|US20070141324 *||Jan 23, 2007||Jun 21, 2007||Siemens Power Generation, Inc.||Multi-layered platelet structure|
|US20080050580 *||Sep 25, 2007||Feb 28, 2008||Stevens Gary C||High Thermal Conductivity Mica Paper Tape|
|US20080066942 *||Sep 19, 2006||Mar 20, 2008||Siemens Power Generation, Inc.||High thermal conductivity dielectric tape|
|US20080251755 *||Jun 27, 2008||Oct 16, 2008||Halliburton Energy Services, Inc.||Downhole servicing compositions having high thermal conductivities and methods of using the same|
|US20080262128 *||Jun 30, 2008||Oct 23, 2008||Siemens Power Generation, Inc.||Polymer Brushes|
|US20080284262 *||Jun 30, 2008||Nov 20, 2008||Siemens Power Generation, Inc.||Stator coil with improved heat dissipation|
|US20090238959 *||Jun 8, 2009||Sep 24, 2009||Smith James D||Fabrics with high thermal conductivity coatings|
|US20100047021 *||Aug 25, 2009||Feb 25, 2010||Scola Angelo A||Method of manufacture and installation of flowable thermal backfills|

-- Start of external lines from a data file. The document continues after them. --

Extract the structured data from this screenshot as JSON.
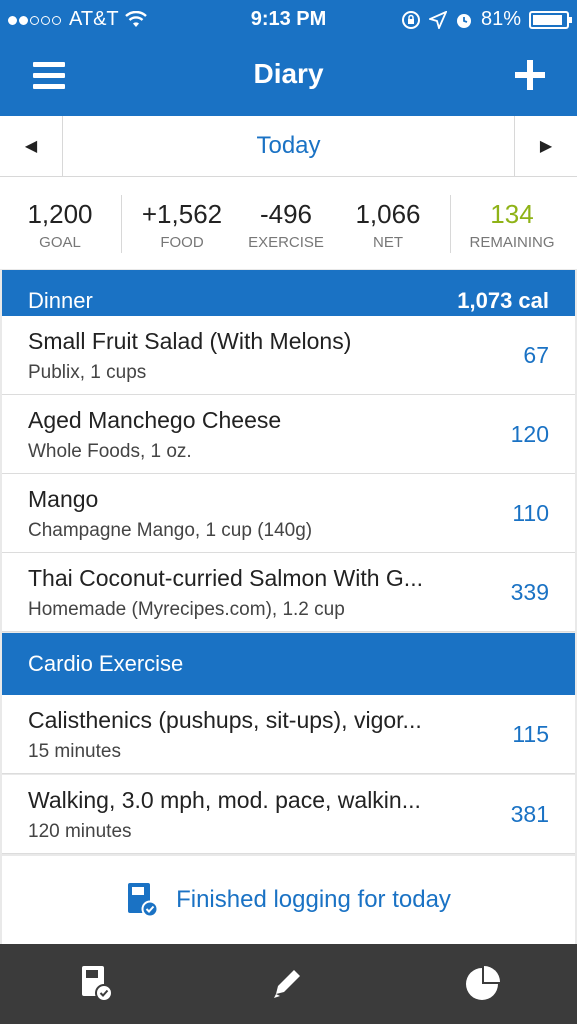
{
  "status_bar": {
    "carrier": "AT&T",
    "time": "9:13 PM",
    "battery": "81%",
    "icons": [
      "signal-dots-icon",
      "wifi-icon",
      "rotation-lock-icon",
      "location-icon",
      "alarm-icon",
      "battery-icon"
    ]
  },
  "nav": {
    "title": "Diary",
    "menu_icon": "hamburger-menu-icon",
    "add_icon": "plus-icon"
  },
  "date": {
    "label": "Today",
    "prev_icon": "triangle-left-icon",
    "next_icon": "triangle-right-icon"
  },
  "summary": {
    "goal": {
      "value": "1,200",
      "label": "GOAL"
    },
    "food": {
      "value": "+1,562",
      "label": "FOOD"
    },
    "exercise": {
      "value": "-496",
      "label": "EXERCISE"
    },
    "net": {
      "value": "1,066",
      "label": "NET"
    },
    "remaining": {
      "value": "134",
      "label": "REMAINING"
    }
  },
  "dinner": {
    "name": "Dinner",
    "calories": "1,073 cal",
    "items": [
      {
        "name": "Small Fruit Salad (With Melons)",
        "detail": "Publix, 1 cups",
        "cal": "67"
      },
      {
        "name": "Aged Manchego Cheese",
        "detail": "Whole Foods, 1 oz.",
        "cal": "120"
      },
      {
        "name": "Mango",
        "detail": "Champagne Mango, 1 cup (140g)",
        "cal": "110"
      },
      {
        "name": "Thai Coconut-curried Salmon With G...",
        "detail": "Homemade (Myrecipes.com), 1.2 cup",
        "cal": "339"
      }
    ]
  },
  "cardio": {
    "name": "Cardio Exercise",
    "items": [
      {
        "name": "Calisthenics (pushups, sit-ups), vigor...",
        "detail": "15 minutes",
        "cal": "115"
      },
      {
        "name": "Walking, 3.0 mph, mod. pace, walkin...",
        "detail": "120 minutes",
        "cal": "381"
      }
    ]
  },
  "finished": {
    "label": "Finished logging for today",
    "icon": "notebook-check-icon"
  },
  "tabbar": {
    "icons": [
      "diary-tab-icon",
      "pencil-icon",
      "pie-chart-icon"
    ]
  },
  "colors": {
    "brand_blue": "#1a72c4",
    "remaining_green": "#8fb317",
    "tabbar": "#3b3b3b"
  }
}
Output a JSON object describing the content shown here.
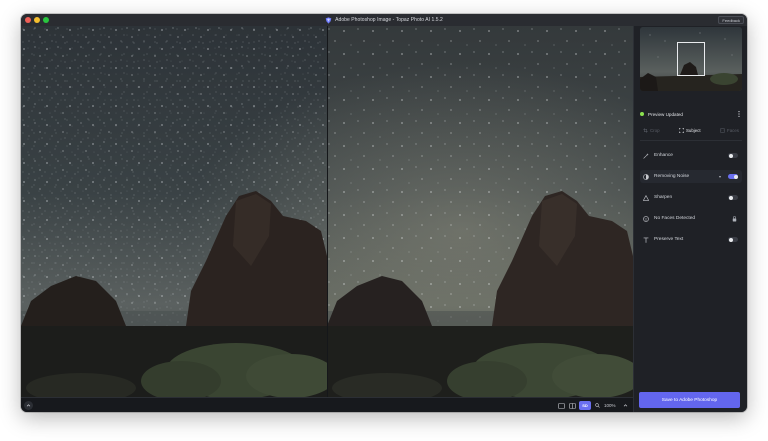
{
  "window": {
    "title": "Adobe Photoshop Image - Topaz Photo AI 1.5.2",
    "feedback_label": "Feedback"
  },
  "sidebar": {
    "preview_status": "Preview Updated",
    "modes": [
      {
        "label": "Crop",
        "active": false,
        "icon": "crop-icon"
      },
      {
        "label": "Subject",
        "active": true,
        "icon": "subject-frame-icon"
      },
      {
        "label": "Faces",
        "active": false,
        "icon": "face-icon"
      }
    ],
    "models": [
      {
        "label": "Enhance",
        "icon": "enhance-wand-icon",
        "toggle": false
      },
      {
        "label": "Removing Noise",
        "icon": "noise-icon",
        "toggle": true,
        "active": true
      },
      {
        "label": "Sharpen",
        "icon": "sharpen-triangle-icon",
        "toggle": false
      },
      {
        "label": "No Faces Detected",
        "icon": "face-icon",
        "locked": true
      },
      {
        "label": "Preserve Text",
        "icon": "text-icon",
        "toggle": false
      }
    ],
    "save_label": "Save to Adobe Photoshop"
  },
  "bottombar": {
    "view_mode_label": "SD",
    "zoom": "100%"
  },
  "colors": {
    "accent": "#6366ee",
    "status_green": "#8be14f",
    "background": "#1d1f24"
  }
}
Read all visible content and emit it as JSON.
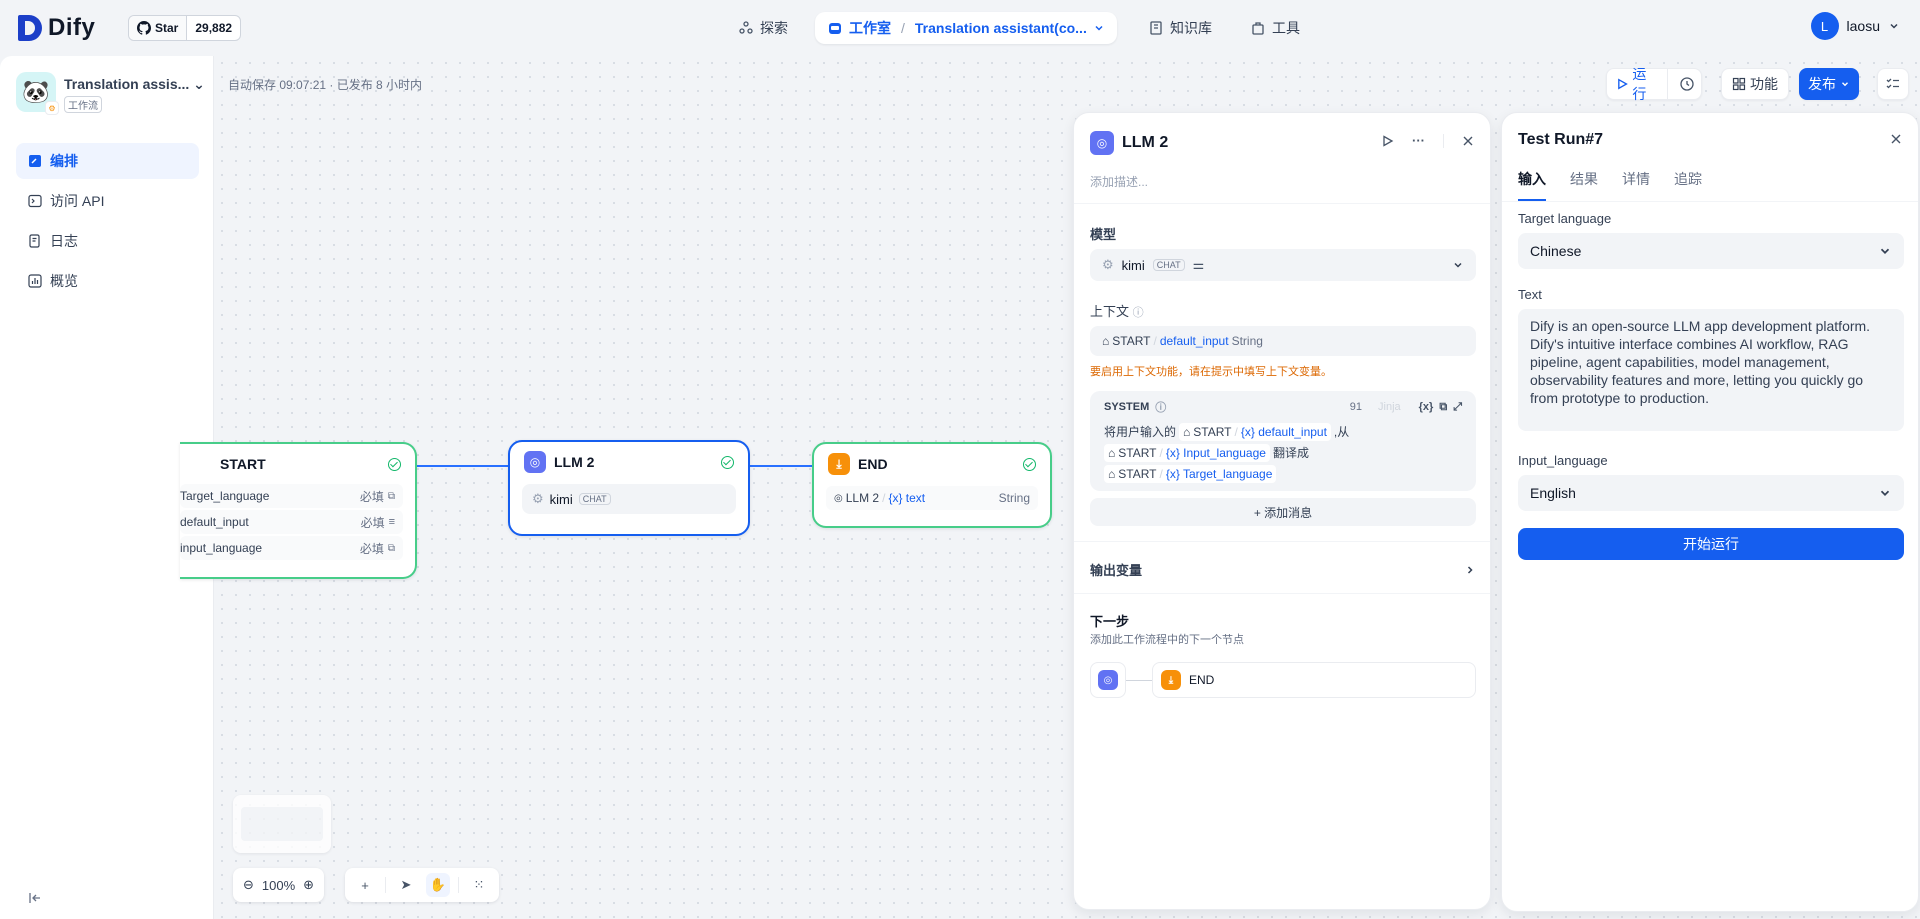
{
  "brand": {
    "logo_text": "Dify"
  },
  "github": {
    "star_label": "Star",
    "count": "29,882"
  },
  "nav": {
    "explore": "探索",
    "studio": "工作室",
    "current_app": "Translation assistant(co...",
    "knowledge": "知识库",
    "tools": "工具"
  },
  "user": {
    "initial": "L",
    "name": "laosu"
  },
  "app": {
    "name": "Translation assis...",
    "type": "工作流"
  },
  "sidebar": {
    "items": [
      {
        "label": "编排",
        "icon": "layout-icon"
      },
      {
        "label": "访问 API",
        "icon": "terminal-icon"
      },
      {
        "label": "日志",
        "icon": "log-icon"
      },
      {
        "label": "概览",
        "icon": "chart-icon"
      }
    ]
  },
  "canvas": {
    "autosave": "自动保存 09:07:21 · 已发布 8 小时内",
    "zoom": "100%"
  },
  "toolbar": {
    "run": "运行",
    "features": "功能",
    "publish": "发布"
  },
  "nodes": {
    "start": {
      "title": "START",
      "vars": [
        {
          "name": "Target_language",
          "req": "必填"
        },
        {
          "name": "default_input",
          "req": "必填"
        },
        {
          "name": "input_language",
          "req": "必填"
        }
      ]
    },
    "llm": {
      "title": "LLM 2",
      "model": "kimi",
      "mode": "CHAT"
    },
    "end": {
      "title": "END",
      "source": "LLM 2",
      "var": "{x} text",
      "type": "String"
    }
  },
  "llm_panel": {
    "title": "LLM 2",
    "desc_placeholder": "添加描述...",
    "model_label": "模型",
    "model": "kimi",
    "model_mode": "CHAT",
    "context_label": "上下文",
    "context_node": "START",
    "context_var": "default_input",
    "context_type": "String",
    "context_warning": "要启用上下文功能，请在提示中填写上下文变量。",
    "system_label": "SYSTEM",
    "system_count": "91",
    "jinja": "Jinja",
    "prompt_prefix": "将用户输入的",
    "prompt_node": "START",
    "prompt_var1": "{x} default_input",
    "prompt_from": ",从",
    "prompt_var2": "{x} Input_language",
    "prompt_translate": "翻译成",
    "prompt_var3": "{x} Target_language",
    "add_message": "+ 添加消息",
    "output_vars": "输出变量",
    "next_step": "下一步",
    "next_desc": "添加此工作流程中的下一个节点",
    "next_node": "END"
  },
  "test_panel": {
    "title": "Test Run#7",
    "tabs": [
      "输入",
      "结果",
      "详情",
      "追踪"
    ],
    "target_label": "Target language",
    "target_value": "Chinese",
    "text_label": "Text",
    "text_value": "Dify is an open-source LLM app development platform. Dify's intuitive interface combines AI workflow, RAG pipeline, agent capabilities, model management, observability features and more, letting you quickly go from prototype to production.",
    "input_lang_label": "Input_language",
    "input_lang_value": "English",
    "start_button": "开始运行"
  }
}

|US20100108278 *||Jan 20, 2010||May 6, 2010||Smith James D B||Patterning on surface with high thermal conductivity materials|
|US20100112303 *||Jan 20, 2010||May 6, 2010||Smith James D B||Patterning on surface with high thermal conductivity materials|
|US20100239851 *||Sep 28, 2006||Sep 23, 2010||Siemens Power Generation, Inc.||Nano and meso shell-core control of physical properties and performance of electrically insulating composites|
|US20100276628 *||Jul 16, 2010||Nov 4, 2010||Smith James D||Insulation paper with high thermal conductivity materials|
|DE3407468A1 *||Feb 29, 1984||Aug 29, 1985||Siemens Ag||Plastics with magnetic screening effect|
|EP2418188A1 *||Mar 31, 2010||Feb 15, 2012||Pellicer Carlos Fradera||Cement mortar body|
|EP2418188A4 *||Mar 31, 2010||Sep 4, 2013||Pellicer Carlos F||Cement mortar body|
|EP3050860A1 *||Jan 12, 2016||Aug 3, 2016||Universität Kassel||Earth line bedding material and earth line section|
|WO1999064367A1 *||May 26, 1999||Dec 16, 1999||Pirelli Cavi E Sistemi S.P.A.||Composition having low thermal resistivity and method for laying underground cables for carrying electrical energy|
|U.S. Classification||523/442, 524/439, 523/132, 524/493, 524/496, 523/458, 524/447, 523/466, 524/612, 523/400, 524/601, 524/440, 523/467, 524/433, 523/459, 524/563, 523/457, 524/560, 524/431, 523/443, 524/432, 524/430, 524/611|
|International Classification||B22C1/22, C04B26/02, C08K3/34|
|Cooperative Classification||C04B26/02, B22C1/22, C08K3/34|
|European Classification||C08K3/34, C04B26/02, B22C1/22|
|Mar 19, 1984||AS||Assignment|
Owner name: AT & T TECHNOLOGIES, INC.,
Free format text: CHANGE OF NAME;ASSIGNOR:WESTERN ELECTRIC COMPANY, INCORPORATED;REEL/FRAME:004251/0868
Effective date: 19831229